During Ramadan, there's this feeling that permeates both casual mosque conversations and impassioned sermons each week. And that is this profound sense of urgency. People talk about not wasting away these days on idle conversation or movies, of making sure to harness every second of this month before it disappears. Ramadan is a whole 30 days, and yet people talk about it as if it was an hour that's already halfway gone.
Muslims believe that the very gates of Heaven are opened up during this month, and that the devils and their temptations are chained away. All this comes together to mean that we have, during this short span of time, a very unique opportunity to become as close to God as possible. And so every plea, every apology, every minute of devotion, it's all cast behind that symbolic filter of divine gates sprawled open. And often, this image features gates that are slowly creeping to a close. One could conceptualize this by thinking about the limited invincibility the super-star power up gives in a Mario game (That might have been first time in history that comparison has ever been made).
But while I have all this in my head every time Ramadan rolls around, lately the weight of it hasn't really hit. I feel like I've simply tripped into the past few Ramadans I've lived through. Thoughtlessly. Without a plan. This year I was driving back from an internship on a film set in New York when the hour clicked into place on my dashboard. I was so preoccupied with packing, and saying goodbye, and fighting off the fatigue that it took a long and empty highway to get me to finally realize what month it was. And when I finally did realize, well...I just sort of kept on driving.
On the drive over to the apartment, Shahzeb and Abdur warned me of the toxic state of the room. Their third roommate, who will remain unnamed, had spontaneously cut the electricity when he moved out earlier than planned. By that point no one was living there so it should have been fine.
But of course everyone had neglected to clean out the fridge.

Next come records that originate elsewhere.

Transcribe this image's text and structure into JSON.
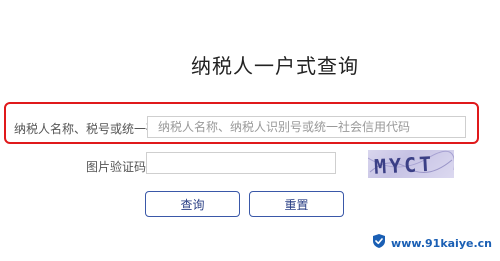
{
  "page": {
    "title": "纳税人一户式查询"
  },
  "form": {
    "taxpayer_label": "纳税人名称、税号或统一码：",
    "taxpayer_placeholder": "纳税人名称、纳税人识别号或统一社会信用代码",
    "taxpayer_value": "",
    "captcha_label": "图片验证码：",
    "captcha_placeholder": "",
    "captcha_value": "",
    "captcha_image_text": "MYCT"
  },
  "buttons": {
    "query_label": "查询",
    "reset_label": "重置"
  },
  "watermark": {
    "text": "www.91kaiye.cn"
  },
  "colors": {
    "highlight": "#e0191b",
    "button_border": "#3a58a8",
    "watermark": "#1a5fb4"
  }
}
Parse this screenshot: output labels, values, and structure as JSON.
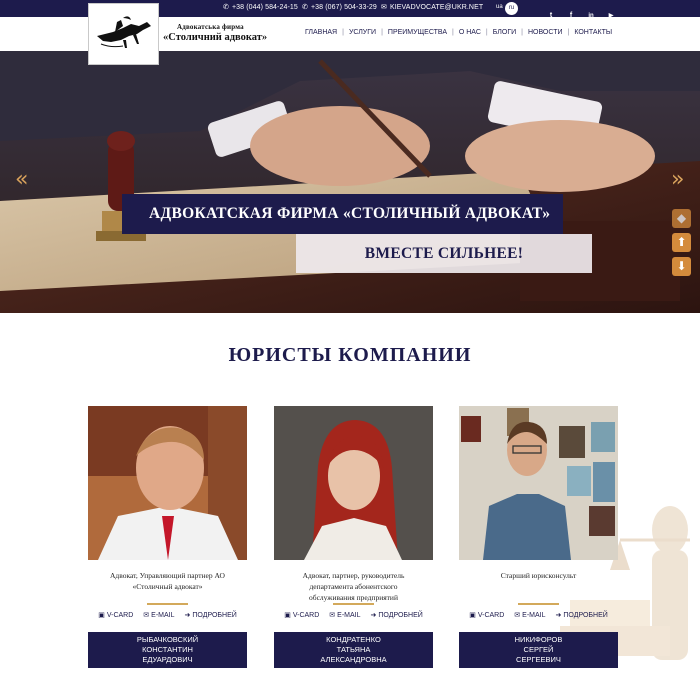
{
  "topbar": {
    "phone1": "+38 (044) 584-24-15",
    "phone2": "+38 (067) 504-33-29",
    "email": "KIEVADVOCATE@UKR.NET",
    "lang_ua": "ua",
    "lang_ru": "ru",
    "social": [
      "t",
      "f",
      "in",
      "▶"
    ]
  },
  "brand": {
    "small": "Адвокатська фирма",
    "big": "«Столичний адвокат»"
  },
  "nav": [
    "ГЛАВНАЯ",
    "УСЛУГИ",
    "ПРЕИМУЩЕСТВА",
    "О НАС",
    "БЛОГИ",
    "НОВОСТИ",
    "КОНТАКТЫ"
  ],
  "hero": {
    "banner_title": "АДВОКАТСКАЯ ФИРМА «СТОЛИЧНЫЙ АДВОКАТ»",
    "banner_subtitle": "ВМЕСТЕ СИЛЬНЕЕ!",
    "prev_arrow": "«",
    "next_arrow": "»"
  },
  "section": {
    "title": "ЮРИСТЫ КОМПАНИИ"
  },
  "lawyers": [
    {
      "role_lines": [
        "Адвокат, Управляющий партнер АО",
        "«Столичный адвокат»"
      ],
      "vcard": "V-CARD",
      "email": "E-MAIL",
      "more": "ПОДРОБНЕЙ",
      "name_lines": [
        "РЫБАЧКОВСКИЙ",
        "КОНСТАНТИН",
        "ЕДУАРДОВИЧ"
      ]
    },
    {
      "role_lines": [
        "Адвокат, партнер, руководитель",
        "департамента абонентского",
        "обслуживания предприятий"
      ],
      "vcard": "V-CARD",
      "email": "E-MAIL",
      "more": "ПОДРОБНЕЙ",
      "name_lines": [
        "КОНДРАТЕНКО",
        "ТАТЬЯНА",
        "АЛЕКСАНДРОВНА"
      ]
    },
    {
      "role_lines": [
        "Старший юрисконсульт"
      ],
      "vcard": "V-CARD",
      "email": "E-MAIL",
      "more": "ПОДРОБНЕЙ",
      "name_lines": [
        "НИКИФОРОВ",
        "СЕРГЕЙ",
        "СЕРГЕЕВИЧ"
      ]
    }
  ],
  "colors": {
    "navy": "#1d1b4c",
    "accent": "#d48b3c",
    "gold_rule": "#d3a95b"
  },
  "icons": {
    "phone": "phone-icon",
    "email": "envelope-icon",
    "vcard": "vcard-icon",
    "more": "arrow-right-icon"
  }
}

And that's when I realized: faith is much like a fridge.
We marched into CVS and scanned the area for what we needed. We grabbed a box of gloves, four cans of air freshener, and then stared at the surgical masks for a long moment.
While walking to the room Shahzeb reflected over how often something that is bad is exaggerated in anticipation of it. And we all laughed in the truth of this.
And then we opened the door.
I immediately ran out, smacking a hand to my mouth and clutching tightly onto my laptop as if this new threat would rob me of more than just my sanity. The rotten milk's presence invaded every corner of the space. And, if we were correct, this villain of the milk had allied with rotten eggs, 2 year old barbecue sauce, dinner from a few weeks ago, and so much more to forge a battalion that we were scarcely a match for. Shahzeb and Abdur, both braver than I, dove into a side room and slammed the broken door shut. While I scrambled to recollect myself amongst the fumes of this war, the two men inside prepared themselves. A few moments later they emerged with shirts and rags tied around their faces and air fresheners at hand.
Around two hours later, the room smelled of tropical mango with a touch of milk that was almost cheese. It was inhabitable again. Either that or we had just become accustomed to this, our new reality of spoiled eggs and molded potatoes. Eventually we took a break and sat down on the stained carpet.
Faith in Islam is not a constant. It's not a switch that one can decide to turn on in the middle of the night and then walk away. Faith is, rather, much more like a scale, with one side trying to stay higher but ever assailed by the weight of the other side. My point is that faith is not something you can own, and therefore is not truly a marker of identity. Faith is an action; it's something you do. And much like how a neglected fridge can render a room into a breathing hazard, a neglected maintenance of faith can take away from what it means when you call yourself Muslim.
While laying there on that debris littered floor, I realized all this, and thought that I'd finally found the culprit for the past few uninspiring Ramadans. I told Shahzeb right then that I wanted to commit this month to bettering myself as a Muslim. That was, of course, the Muslim's equivalent of the cliche and oft-abandoned New Year's resolution. But I knew I would make good on this promise. I knew because I had known ever since I realized it was Ramadan while driving back from New York. And I knew because I did not want my Islam smelling like rotten milk.
It's been three years since I did my last Ramadan blog. Maybe it's the overly academic atmosphere of university life, or maybe it's the additional pounds of rice and curry I've consumed in the interval, but so much has changed about how I see the world. I don't know what this will mean for the days to come, or how this will factor into my new resolution. But judging by the first day alone,
it's probably going to be quite the drive.